https://brookebergman.memberspace.com/content/f66793fdfa1

You are worthy.

An answer to a question recently posed to me: how do I heal from being betrayed and lied to?

There is nothing quite like the pain of being betrayed. Or lied to. I think that is the heartbreak itself. When we have been betrayed we learn that our person did not put us or the relationship first--something else was--in your case that something else was drugs. And speaking of that, one thing to know about people who struggle with using drugs is that lying and blaming others are a part of the disease. They know that what they are doing is wrong and don’t want to take accountability for that so they will do almost anything to avoid feeling responsible. I recommend finding a local Al-Anon group or start reading about co-dependence. People who struggle with feeling worthy of love will attract people with addictions or otherwise “unavailable” people because they themselves don’t feel worthy of more— it reinforces the story they already believe about themselves. I suggest that you begin to challenge the belief that you are worth any less.

There are micro-betrayals that lead to the macro-betrayals.

I think of betrayal more broadly than “cheating.” It’s any time we don’t present our fullest Self to our partner and to the relationship. It’s anytime we say we’re “fine” when we actually aren’t. It’s anytime we ignore the urge to initiate sex when we’re feeling sexy, it’s anytime we withhold our affection, or the truth of our love. “Cheating” is the final step in a series of micro-betrayals. Beyonce asks Jay-Z in one of her songs, “You said you were fine, but you lied.” And that is the hurt—he didn’t tell her he was struggling.

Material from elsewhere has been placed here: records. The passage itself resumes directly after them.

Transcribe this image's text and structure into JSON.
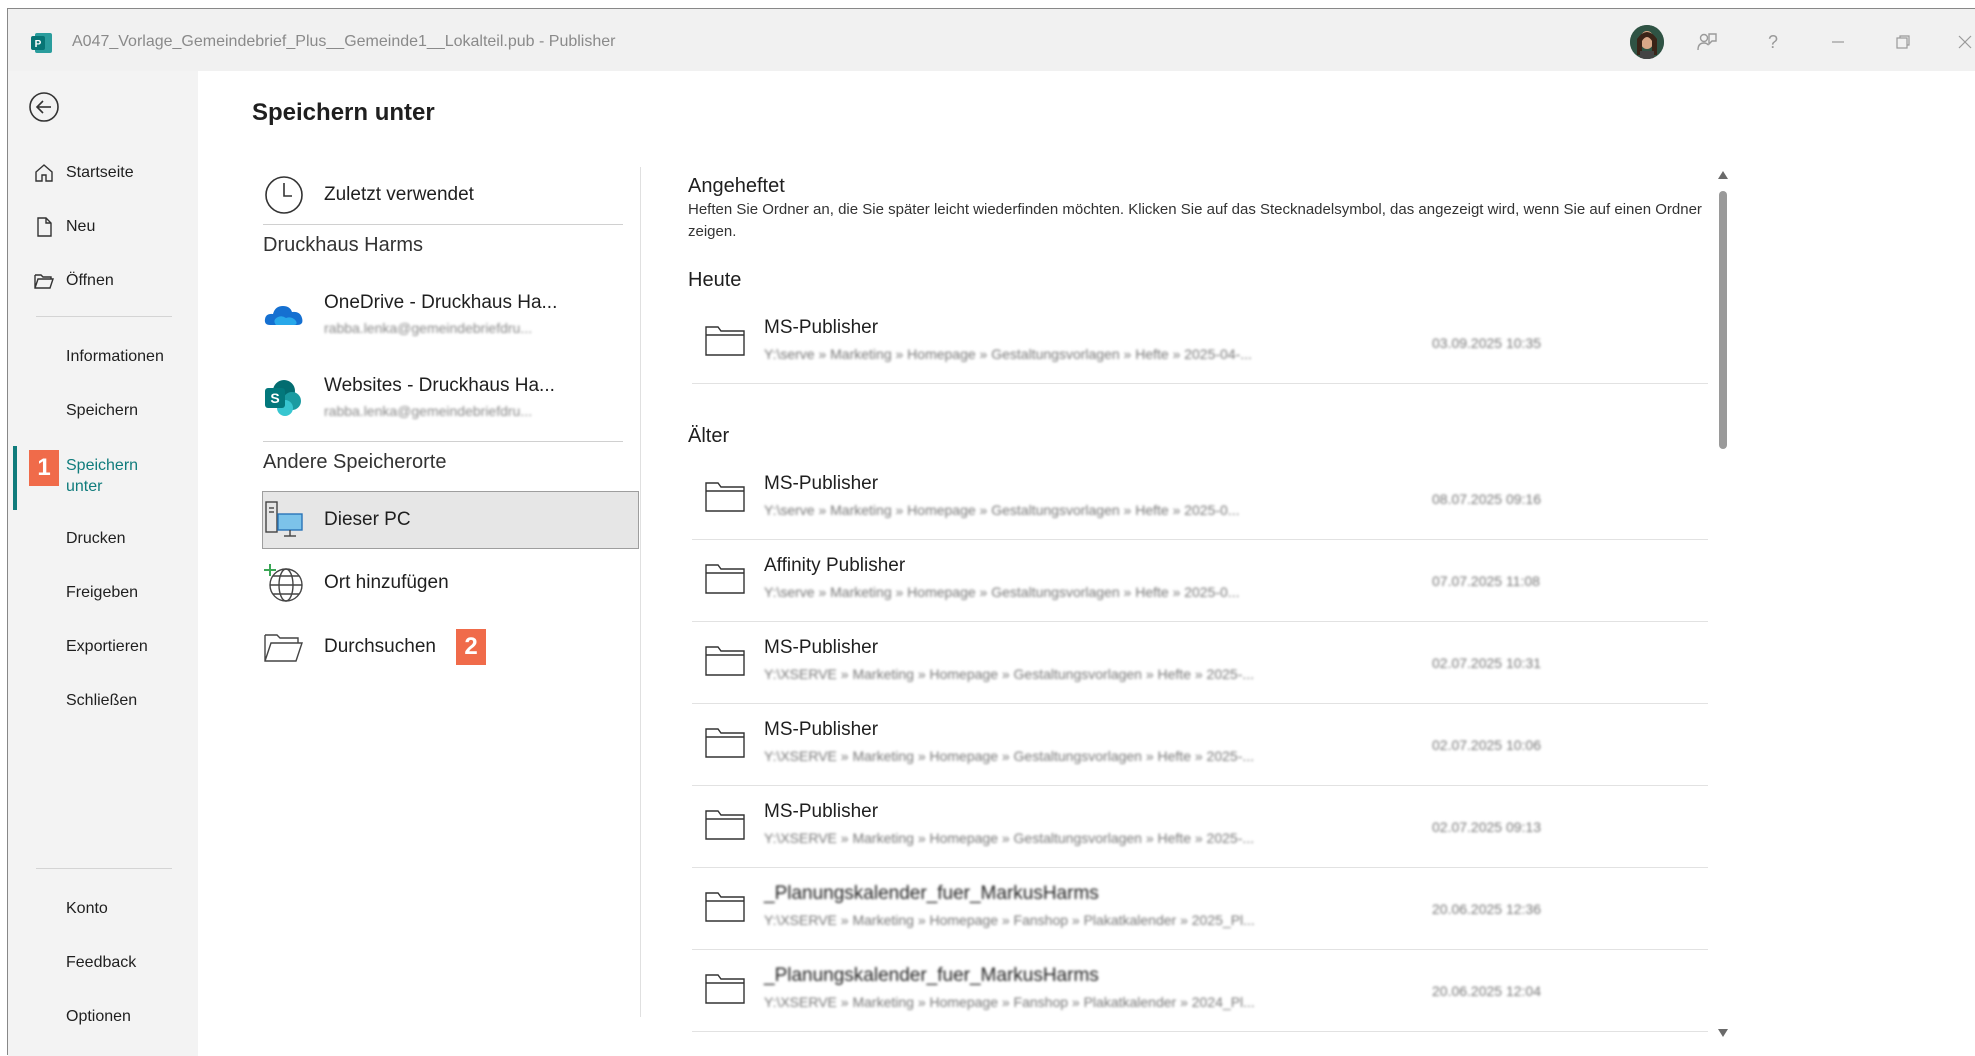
{
  "titlebar": {
    "title": "A047_Vorlage_Gemeindebrief_Plus__Gemeinde1__Lokalteil.pub  -  Publisher",
    "help_label": "?"
  },
  "nav": {
    "items": [
      {
        "label": "Startseite"
      },
      {
        "label": "Neu"
      },
      {
        "label": "Öffnen"
      },
      {
        "label": "Informationen"
      },
      {
        "label": "Speichern"
      },
      {
        "label": "Speichern unter"
      },
      {
        "label": "Drucken"
      },
      {
        "label": "Freigeben"
      },
      {
        "label": "Exportieren"
      },
      {
        "label": "Schließen"
      },
      {
        "label": "Konto"
      },
      {
        "label": "Feedback"
      },
      {
        "label": "Optionen"
      }
    ],
    "active_color": "#107c7c"
  },
  "badges": {
    "one": "1",
    "two": "2",
    "color": "#f06b4a"
  },
  "main": {
    "title": "Speichern unter",
    "recent": "Zuletzt verwendet",
    "group1": "Druckhaus Harms",
    "onedrive": {
      "label": "OneDrive - Druckhaus Ha...",
      "sub": "rabba.lenka@gemeindebriefdru..."
    },
    "websites": {
      "label": "Websites - Druckhaus Ha...",
      "sub": "rabba.lenka@gemeindebriefdru..."
    },
    "group2": "Andere Speicherorte",
    "this_pc": "Dieser PC",
    "add_place": "Ort hinzufügen",
    "browse": "Durchsuchen"
  },
  "right": {
    "pinned_head": "Angeheftet",
    "pinned_desc": "Heften Sie Ordner an, die Sie später leicht wiederfinden möchten. Klicken Sie auf das Stecknadelsymbol, das angezeigt wird, wenn Sie auf einen Ordner zeigen.",
    "today_head": "Heute",
    "older_head": "Älter",
    "today": [
      {
        "name": "MS-Publisher",
        "path": "Y:\\serve » Marketing » Homepage » Gestaltungsvorlagen » Hefte » 2025-04-...",
        "date": "03.09.2025 10:35"
      }
    ],
    "older": [
      {
        "name": "MS-Publisher",
        "path": "Y:\\serve » Marketing » Homepage » Gestaltungsvorlagen » Hefte » 2025-0...",
        "date": "08.07.2025 09:16"
      },
      {
        "name": "Affinity Publisher",
        "path": "Y:\\serve » Marketing » Homepage » Gestaltungsvorlagen » Hefte » 2025-0...",
        "date": "07.07.2025 11:08"
      },
      {
        "name": "MS-Publisher",
        "path": "Y:\\XSERVE » Marketing » Homepage » Gestaltungsvorlagen » Hefte » 2025-...",
        "date": "02.07.2025 10:31"
      },
      {
        "name": "MS-Publisher",
        "path": "Y:\\XSERVE » Marketing » Homepage » Gestaltungsvorlagen » Hefte » 2025-...",
        "date": "02.07.2025 10:06"
      },
      {
        "name": "MS-Publisher",
        "path": "Y:\\XSERVE » Marketing » Homepage » Gestaltungsvorlagen » Hefte » 2025-...",
        "date": "02.07.2025 09:13"
      },
      {
        "name": "_Planungskalender_fuer_MarkusHarms",
        "path": "Y:\\XSERVE » Marketing » Homepage » Fanshop » Plakatkalender » 2025_Pl...",
        "date": "20.06.2025 12:36"
      },
      {
        "name": "_Planungskalender_fuer_MarkusHarms",
        "path": "Y:\\XSERVE » Marketing » Homepage » Fanshop » Plakatkalender » 2024_Pl...",
        "date": "20.06.2025 12:04"
      }
    ]
  }
}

All of us in our heart of hearts want to hold our partner—that is the essence of attachment and the science of connection. But so many of us have been conditioned to share our need to be held in dysfunctional ways, OR we don’t even acknowledge the need in the first place.